# THE TASK
With pictures left out, set down exactly the lines from the line containing "Enumerate this screenshot's" through the last line of the data.

[RECORDED DATA]

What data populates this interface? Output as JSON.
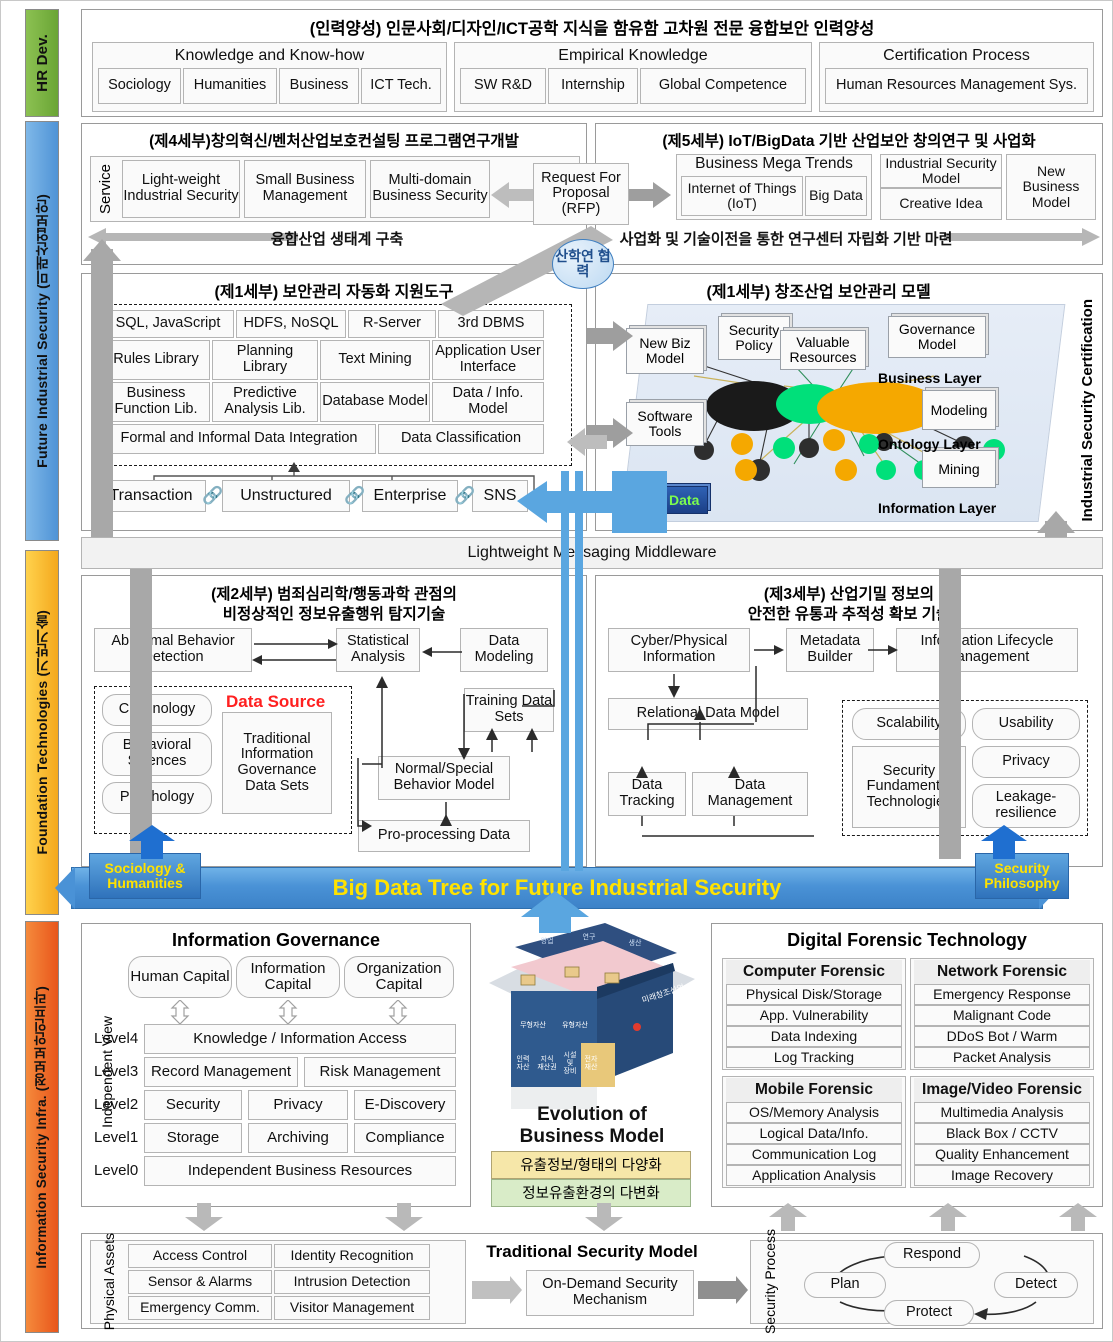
{
  "rails": [
    {
      "id": "hr",
      "label": "HR Dev."
    },
    {
      "id": "fis",
      "label": "Future Industrial Security (미래산업보안)"
    },
    {
      "id": "ft",
      "label": "Foundation Technologies (기반기술)"
    },
    {
      "id": "isi",
      "label": "Information Security Infra. (정보보안인프라)"
    }
  ],
  "hr": {
    "title": "(인력양성) 인문사회/디자인/ICT공학 지식을 함유함 고차원 전문 융합보안 인력양성",
    "groups": [
      {
        "header": "Knowledge and Know-how",
        "items": [
          "Sociology",
          "Humanities",
          "Business",
          "ICT Tech."
        ]
      },
      {
        "header": "Empirical Knowledge",
        "items": [
          "SW R&D",
          "Internship",
          "Global Competence"
        ]
      },
      {
        "header": "Certification Process",
        "items": [
          "Human Resources Management Sys."
        ]
      }
    ]
  },
  "part4": {
    "title": "(제4세부)창의혁신/벤처산업보호컨설팅 프로그램연구개발",
    "side_label": "Service",
    "items": [
      "Light-weight Industrial Security",
      "Small Business Management",
      "Multi-domain Business Security"
    ],
    "arrow_text": "융합산업 생태계 구축",
    "rfp": "Request For Proposal (RFP)"
  },
  "part5": {
    "title": "(제5세부) IoT/BigData 기반 산업보안 창의연구 및 사업화",
    "mega_header": "Business Mega Trends",
    "mega_items": [
      "Internet of Things (IoT)",
      "Big Data"
    ],
    "right_items": [
      "Industrial Security Model",
      "Creative Idea"
    ],
    "new_model": "New Business Model",
    "arrow_text": "사업화 및 기술이전을 통한 연구센터 자립화 기반 마련"
  },
  "collab_circle": "산학연 협력",
  "part1_tools": {
    "title": "(제1세부) 보안관리 자동화 지원도구",
    "row1": [
      "SQL, JavaScript",
      "HDFS, NoSQL",
      "R-Server",
      "3rd DBMS"
    ],
    "row2": [
      "Rules Library",
      "Planning Library",
      "Text Mining",
      "Application User Interface"
    ],
    "row3": [
      "Business Function Lib.",
      "Predictive Analysis Lib.",
      "Database Model",
      "Data / Info. Model"
    ],
    "row4": [
      "Formal and Informal Data Integration",
      "Data Classification"
    ],
    "sources": [
      "Transaction",
      "Unstructured",
      "Enterprise",
      "SNS"
    ]
  },
  "part1_model": {
    "title": "(제1세부) 창조산업 보안관리 모델",
    "cubes": [
      "New Biz Model",
      "Security Policy",
      "Valuable Resources",
      "Governance Model",
      "Software Tools",
      "Modeling",
      "Mining"
    ],
    "bigdata": "Big Data",
    "layers": [
      "Business Layer",
      "Ontology Layer",
      "Information Layer"
    ],
    "cert_label": "Industrial Security Certification"
  },
  "middleware": "Lightweight Messaging Middleware",
  "part2": {
    "title_line1": "(제2세부) 범죄심리학/행동과학 관점의",
    "title_line2": "비정상적인 정보유출행위 탐지기술",
    "top_boxes": [
      "Abnormal Behavior Detection",
      "Statistical Analysis",
      "Data Modeling"
    ],
    "data_source_label": "Data Source",
    "disciplines": [
      "Criminology",
      "Behavioral Sciences",
      "Psychology"
    ],
    "governance_box": "Traditional Information Governance Data Sets",
    "right_boxes": [
      "Training Data Sets",
      "Normal/Special Behavior Model",
      "Pro-processing Data"
    ]
  },
  "part3": {
    "title_line1": "(제3세부) 산업기밀 정보의",
    "title_line2": "안전한 유통과 추적성 확보 기술",
    "top_boxes": [
      "Cyber/Physical Information",
      "Metadata Builder",
      "Information Lifecycle Management"
    ],
    "mid_box": "Relational Data Model",
    "bottom_boxes": [
      "Data Tracking",
      "Data Management"
    ],
    "pill_boxes": [
      "Scalability",
      "Usability",
      "Privacy",
      "Leakage-resilience"
    ],
    "fundamental_box": "Security Fundamental Technologies"
  },
  "tree_band": {
    "label": "Big Data Tree for Future Industrial Security",
    "left_badge": "Sociology & Humanities",
    "right_badge": "Security Philosophy"
  },
  "info_gov": {
    "title": "Information Governance",
    "side_label": "Independent View",
    "capitals": [
      "Human Capital",
      "Information Capital",
      "Organization Capital"
    ],
    "levels": [
      {
        "level": "Level4",
        "items": [
          "Knowledge / Information Access"
        ]
      },
      {
        "level": "Level3",
        "items": [
          "Record Management",
          "Risk Management"
        ]
      },
      {
        "level": "Level2",
        "items": [
          "Security",
          "Privacy",
          "E-Discovery"
        ]
      },
      {
        "level": "Level1",
        "items": [
          "Storage",
          "Archiving",
          "Compliance"
        ]
      },
      {
        "level": "Level0",
        "items": [
          "Independent Business Resources"
        ]
      }
    ]
  },
  "evolution": {
    "title_line1": "Evolution of",
    "title_line2": "Business Model",
    "band1": "유출정보/형태의 다양화",
    "band2": "정보유출환경의 다변화",
    "cube_labels": [
      "무형자산",
      "유형자산",
      "인력자산",
      "지식재산권",
      "시설 및 장비자산",
      "전자적 재산"
    ]
  },
  "forensic": {
    "title": "Digital Forensic Technology",
    "quadrants": [
      {
        "header": "Computer Forensic",
        "items": [
          "Physical Disk/Storage",
          "App. Vulnerability",
          "Data Indexing",
          "Log Tracking"
        ]
      },
      {
        "header": "Network Forensic",
        "items": [
          "Emergency Response",
          "Malignant Code",
          "DDoS Bot / Warm",
          "Packet Analysis"
        ]
      },
      {
        "header": "Mobile Forensic",
        "items": [
          "OS/Memory Analysis",
          "Logical Data/Info.",
          "Communication Log",
          "Application Analysis"
        ]
      },
      {
        "header": "Image/Video Forensic",
        "items": [
          "Multimedia Analysis",
          "Black Box / CCTV",
          "Quality Enhancement",
          "Image Recovery"
        ]
      }
    ]
  },
  "traditional": {
    "title": "Traditional Security Model",
    "assets_label": "Physical Assets",
    "assets": [
      [
        "Access Control",
        "Identity Recognition"
      ],
      [
        "Sensor & Alarms",
        "Intrusion Detection"
      ],
      [
        "Emergency Comm.",
        "Visitor Management"
      ]
    ],
    "mechanism": "On-Demand Security Mechanism",
    "process_label": "Security Process",
    "process": [
      "Plan",
      "Protect",
      "Detect",
      "Respond"
    ]
  },
  "colors": {
    "hr": "#8cc152",
    "future": "#4f93d6",
    "foundation": "#f4a81d",
    "infra": "#e8561b",
    "band": "#4a92d6",
    "band_text": "#ffe200",
    "data_source": "#ff2020"
  }
}
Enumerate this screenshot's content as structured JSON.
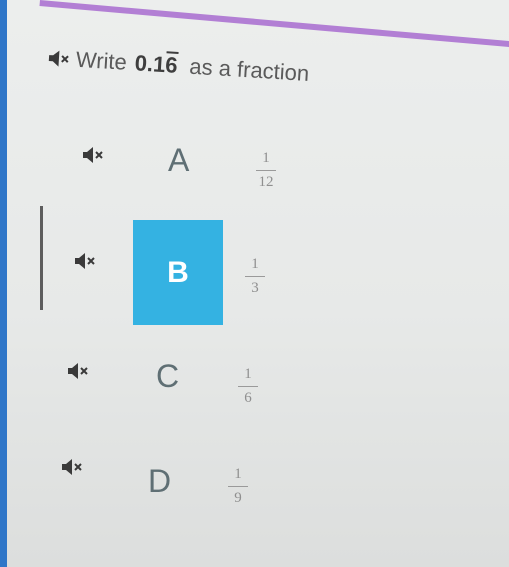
{
  "question": {
    "prefix": "Write",
    "number_int": "0.1",
    "number_repeat": "6",
    "suffix": "as a fraction"
  },
  "choices": [
    {
      "letter": "A",
      "numerator": "1",
      "denominator": "12"
    },
    {
      "letter": "B",
      "numerator": "1",
      "denominator": "3",
      "selected": true
    },
    {
      "letter": "C",
      "numerator": "1",
      "denominator": "6"
    },
    {
      "letter": "D",
      "numerator": "1",
      "denominator": "9"
    }
  ],
  "icons": {
    "speaker": "speaker-muted-icon"
  },
  "colors": {
    "selected_fill": "#34b2e2",
    "accent_left": "#2f76c8",
    "top_stripe": "#b27fd4"
  }
}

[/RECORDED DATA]

# FINAL ANSWER
Enumerate this screenshot's content as structured JSON.
{
  "question": {
    "prefix": "Write",
    "number_int": "0.1",
    "number_repeat": "6",
    "suffix": "as a fraction"
  },
  "choices": [
    {
      "letter": "A",
      "numerator": "1",
      "denominator": "12"
    },
    {
      "letter": "B",
      "numerator": "1",
      "denominator": "3",
      "selected": true
    },
    {
      "letter": "C",
      "numerator": "1",
      "denominator": "6"
    },
    {
      "letter": "D",
      "numerator": "1",
      "denominator": "9"
    }
  ],
  "icons": {
    "speaker": "speaker-muted-icon"
  },
  "colors": {
    "selected_fill": "#34b2e2",
    "accent_left": "#2f76c8",
    "top_stripe": "#b27fd4"
  }
}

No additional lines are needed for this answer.